Task description =>
Lines from the records below that contain the word "mention" are to be copied out.

Supplied records =>

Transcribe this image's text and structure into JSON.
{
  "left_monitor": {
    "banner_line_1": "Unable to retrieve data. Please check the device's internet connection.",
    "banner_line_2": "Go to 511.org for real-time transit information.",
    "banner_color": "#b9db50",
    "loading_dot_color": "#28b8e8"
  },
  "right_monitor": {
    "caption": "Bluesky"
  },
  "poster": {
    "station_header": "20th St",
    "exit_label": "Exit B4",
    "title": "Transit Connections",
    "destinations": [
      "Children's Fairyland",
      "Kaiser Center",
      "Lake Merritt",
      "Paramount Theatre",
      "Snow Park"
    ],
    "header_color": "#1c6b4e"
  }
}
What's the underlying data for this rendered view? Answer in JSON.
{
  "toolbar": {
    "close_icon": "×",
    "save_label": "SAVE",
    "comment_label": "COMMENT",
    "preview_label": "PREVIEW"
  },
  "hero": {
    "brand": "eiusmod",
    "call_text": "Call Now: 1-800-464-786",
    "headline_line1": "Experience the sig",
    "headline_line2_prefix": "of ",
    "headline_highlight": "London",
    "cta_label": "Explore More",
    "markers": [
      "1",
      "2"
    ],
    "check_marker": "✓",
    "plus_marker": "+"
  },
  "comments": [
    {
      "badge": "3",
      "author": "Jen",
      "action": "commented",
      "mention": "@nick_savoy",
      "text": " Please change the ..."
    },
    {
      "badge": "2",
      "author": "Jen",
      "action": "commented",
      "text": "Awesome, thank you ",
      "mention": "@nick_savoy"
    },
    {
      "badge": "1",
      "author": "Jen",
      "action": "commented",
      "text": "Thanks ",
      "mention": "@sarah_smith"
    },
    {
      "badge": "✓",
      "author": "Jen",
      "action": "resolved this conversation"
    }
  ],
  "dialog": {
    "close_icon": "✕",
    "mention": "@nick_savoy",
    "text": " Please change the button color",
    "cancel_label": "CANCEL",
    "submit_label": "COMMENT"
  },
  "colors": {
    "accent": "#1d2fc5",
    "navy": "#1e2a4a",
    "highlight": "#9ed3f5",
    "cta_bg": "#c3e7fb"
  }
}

Answer box =>
      "mention": "@nick_savoy",
      "mention": "@nick_savoy"
      "mention": "@sarah_smith"
    "mention": "@nick_savoy",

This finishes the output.